Saudi petrochem giant opens tech centre in Bangalore
Bangalore – Saudi Arabia’s $50 billion diversified petro-chemicals major Sabic Friday opened its technology centre in this tech hub for research in chemistry, material science, process engineering and analytics.
Saudi Prince Saud bin Abdullah bin Thenayana Al-Saud unveiled the $100-million (Rs.62 crore) technology centre, spread over 46 acres in the city’s southern suburb.
Ranking among the world’s top firms in the field, Sabic — formally called Saudi Basic Industries Corp — is a diversified manufacturing company, active in chemica! ls and intermediates, industrial polymers, fertilisers and metals.
“As a strategic centre of excellence, the research facility will cater to global and regional needs of our diversified customers,” Sabic chief executive Mohamed H. Al-Mady said on the occasion.
Karnataka Governor H.R. Bhardwaj, union Minister of State for Chemicals and Fertilisers Srikant Kumar Jena and union Minister of Minority Affairs Rahman Khan were present on the occasion.
As part of Sabic’s 17 global research and development centres, the Bangalore facility will conduct innovative research in many related fields, including products and processes for its global customers, with 300 scientists and engineers.
“We are proud to have our facility in Bangalore, which is a world-renowned centre for technology in India,” Saud bin Abdullah said in his inaugural address.
Recalling the historical relations between the two countries, the prince said the Saudi kingdom believed in th! e future of India, a rapidly developing nation, where partnership and i! nclusive development is a priority.
“India is an important market for us in Asia, which is why our investment here is significant,” said the Prince, who is also chairman of the Royal Commission for Jubail and Yanbu.
Set up in 1975 by the Saudi government as an autonomous organisation, the Royal Commission formulates policies and oversees implementation through two directorate generals at Jubail and Yanbu in the kingdom.
“As an integral part of our global R&D strategy, the centre will carry cutting-edge research in new platforms for next-generation materials across the industry sectors spanning construction, clean energy, electronics, medical devices and transportation,” Al-Mady said.
Jena said Sabic’s investment in Bangalore strengthens the long-standing relations between the two countries. “We look forward to more such partnerships from other companies in the Saudi kingdom,” Jena said in his brief speech.
Going forward, the centre will ha! ve the largest number of scientists and researchers worldwide, with plans to double the headcount to 600 over the next 12-18 months, using the wealth of talent available across the country.
“We are gathering some of the best and brightest talent in India to shape the future of our R&D efforts and reaffirm our commitment to be the preferred technology partner for our Asian customers,” Sabic vice-president Ernesto Occhiello said.
The company plans to invest $500 million over the next five years in India and China where it is setting up a similar technology centre in Shanghai.
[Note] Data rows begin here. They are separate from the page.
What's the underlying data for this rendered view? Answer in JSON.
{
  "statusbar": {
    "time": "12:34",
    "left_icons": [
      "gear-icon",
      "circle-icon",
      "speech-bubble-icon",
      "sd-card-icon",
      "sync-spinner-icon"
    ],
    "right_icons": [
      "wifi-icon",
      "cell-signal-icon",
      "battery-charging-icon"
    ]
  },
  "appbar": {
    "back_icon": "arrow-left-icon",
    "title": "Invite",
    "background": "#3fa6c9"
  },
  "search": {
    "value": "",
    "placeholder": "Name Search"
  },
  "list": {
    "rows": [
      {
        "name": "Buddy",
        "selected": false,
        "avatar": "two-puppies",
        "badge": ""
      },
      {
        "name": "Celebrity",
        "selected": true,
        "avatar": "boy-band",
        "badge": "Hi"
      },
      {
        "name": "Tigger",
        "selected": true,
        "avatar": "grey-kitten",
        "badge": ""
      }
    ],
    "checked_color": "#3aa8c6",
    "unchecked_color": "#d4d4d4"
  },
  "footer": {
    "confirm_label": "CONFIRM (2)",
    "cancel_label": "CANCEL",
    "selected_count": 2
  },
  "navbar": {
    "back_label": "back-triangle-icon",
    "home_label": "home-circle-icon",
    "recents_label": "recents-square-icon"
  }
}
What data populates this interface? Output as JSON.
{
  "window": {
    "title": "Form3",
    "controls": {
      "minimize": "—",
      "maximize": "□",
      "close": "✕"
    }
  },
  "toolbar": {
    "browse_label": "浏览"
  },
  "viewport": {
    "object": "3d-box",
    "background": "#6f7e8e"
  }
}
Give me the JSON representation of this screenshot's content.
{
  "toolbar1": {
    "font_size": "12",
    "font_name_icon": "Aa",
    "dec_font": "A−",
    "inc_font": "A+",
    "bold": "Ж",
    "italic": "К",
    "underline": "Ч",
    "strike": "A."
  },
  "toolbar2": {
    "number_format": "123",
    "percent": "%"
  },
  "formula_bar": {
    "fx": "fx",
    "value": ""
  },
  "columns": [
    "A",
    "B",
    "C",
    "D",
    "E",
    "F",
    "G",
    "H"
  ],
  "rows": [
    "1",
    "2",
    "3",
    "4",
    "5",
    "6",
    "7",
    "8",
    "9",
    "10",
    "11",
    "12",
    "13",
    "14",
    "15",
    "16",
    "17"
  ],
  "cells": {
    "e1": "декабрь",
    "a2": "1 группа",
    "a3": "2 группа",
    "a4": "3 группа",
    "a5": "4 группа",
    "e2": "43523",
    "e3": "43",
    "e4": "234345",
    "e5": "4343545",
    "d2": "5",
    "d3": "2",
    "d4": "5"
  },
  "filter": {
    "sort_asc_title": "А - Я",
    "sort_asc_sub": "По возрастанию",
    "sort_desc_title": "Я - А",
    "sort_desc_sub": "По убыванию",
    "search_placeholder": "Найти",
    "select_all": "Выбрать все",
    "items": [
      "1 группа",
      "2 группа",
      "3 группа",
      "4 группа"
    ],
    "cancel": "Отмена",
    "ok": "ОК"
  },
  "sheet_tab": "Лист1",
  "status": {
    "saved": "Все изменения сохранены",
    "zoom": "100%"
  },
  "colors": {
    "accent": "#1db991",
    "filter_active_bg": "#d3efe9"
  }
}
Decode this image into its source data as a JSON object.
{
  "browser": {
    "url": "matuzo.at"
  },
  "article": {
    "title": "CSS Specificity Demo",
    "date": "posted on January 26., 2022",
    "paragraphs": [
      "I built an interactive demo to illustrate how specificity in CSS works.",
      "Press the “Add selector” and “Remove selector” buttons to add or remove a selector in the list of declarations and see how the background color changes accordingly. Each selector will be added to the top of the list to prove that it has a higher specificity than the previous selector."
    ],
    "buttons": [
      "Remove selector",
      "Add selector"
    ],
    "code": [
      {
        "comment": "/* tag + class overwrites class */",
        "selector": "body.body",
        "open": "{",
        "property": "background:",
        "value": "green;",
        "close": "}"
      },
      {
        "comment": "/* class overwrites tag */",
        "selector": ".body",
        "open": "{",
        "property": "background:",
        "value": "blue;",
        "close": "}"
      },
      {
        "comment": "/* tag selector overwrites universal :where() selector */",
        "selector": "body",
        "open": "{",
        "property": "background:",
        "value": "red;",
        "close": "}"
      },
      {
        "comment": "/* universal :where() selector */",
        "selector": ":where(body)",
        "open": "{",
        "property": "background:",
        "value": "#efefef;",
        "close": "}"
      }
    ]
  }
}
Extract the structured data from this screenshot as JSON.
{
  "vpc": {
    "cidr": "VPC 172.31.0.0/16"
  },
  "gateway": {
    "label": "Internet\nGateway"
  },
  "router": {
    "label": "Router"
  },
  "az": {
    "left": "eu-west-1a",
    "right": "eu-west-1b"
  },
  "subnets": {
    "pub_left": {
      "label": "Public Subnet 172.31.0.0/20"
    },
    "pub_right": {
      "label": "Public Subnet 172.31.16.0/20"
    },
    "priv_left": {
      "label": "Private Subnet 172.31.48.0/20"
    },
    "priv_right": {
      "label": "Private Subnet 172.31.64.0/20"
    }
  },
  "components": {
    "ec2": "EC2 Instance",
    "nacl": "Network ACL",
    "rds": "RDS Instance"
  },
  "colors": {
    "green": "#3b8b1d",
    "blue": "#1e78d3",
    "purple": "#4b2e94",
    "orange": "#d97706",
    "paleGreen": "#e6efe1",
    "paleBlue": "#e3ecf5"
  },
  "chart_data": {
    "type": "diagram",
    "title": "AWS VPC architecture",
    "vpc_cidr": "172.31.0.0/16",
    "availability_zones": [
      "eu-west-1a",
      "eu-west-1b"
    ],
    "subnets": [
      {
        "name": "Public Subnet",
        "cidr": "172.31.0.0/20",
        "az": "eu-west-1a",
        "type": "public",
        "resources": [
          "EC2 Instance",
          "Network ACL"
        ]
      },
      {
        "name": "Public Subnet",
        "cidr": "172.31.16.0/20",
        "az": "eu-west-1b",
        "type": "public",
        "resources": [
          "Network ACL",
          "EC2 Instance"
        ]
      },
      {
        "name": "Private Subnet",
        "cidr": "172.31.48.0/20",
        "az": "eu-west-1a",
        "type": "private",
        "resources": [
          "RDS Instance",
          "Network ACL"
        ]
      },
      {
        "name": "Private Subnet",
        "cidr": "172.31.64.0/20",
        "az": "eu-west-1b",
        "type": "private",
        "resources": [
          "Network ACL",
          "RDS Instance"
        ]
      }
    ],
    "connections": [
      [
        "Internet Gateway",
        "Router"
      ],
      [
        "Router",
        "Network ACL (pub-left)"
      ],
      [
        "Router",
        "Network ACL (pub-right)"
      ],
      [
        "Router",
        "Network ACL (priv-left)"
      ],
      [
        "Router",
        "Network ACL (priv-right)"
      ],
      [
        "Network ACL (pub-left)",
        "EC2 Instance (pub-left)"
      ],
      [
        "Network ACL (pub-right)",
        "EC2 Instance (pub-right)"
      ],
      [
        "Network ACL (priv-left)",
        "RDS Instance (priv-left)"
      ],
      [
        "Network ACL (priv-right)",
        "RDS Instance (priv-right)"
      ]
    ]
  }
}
Its other dedicated application centres are at Moka in Japan and Sungnam in South Korea.
“Our staffing will also grow as we plan to triple the R&D headcount in Asia and create more jobs for supporting functions by 2025,” Occhiello pointed out.
Terming the commencement of operations a milestone for Sabic, its vice-president for South Asian Janardhanan Ramanujalu said the centre! would deliver innovative products and solutions, harnessing local tale! nt and leveraging hi-tech expertise in the domain.
Headquartered in Riyadh, the company was founded in 1976 when the Saudi government decided to use the hydrocarbon gases associated with its oil production as the feedstock to produce chemicals, polymers and fertilisers.
As a major investor, the Saudi government has 70 percent equity state in Sabic, with the remaining 30 percent held by private investors in the kingdom and other Gulf countries./eom/610 words.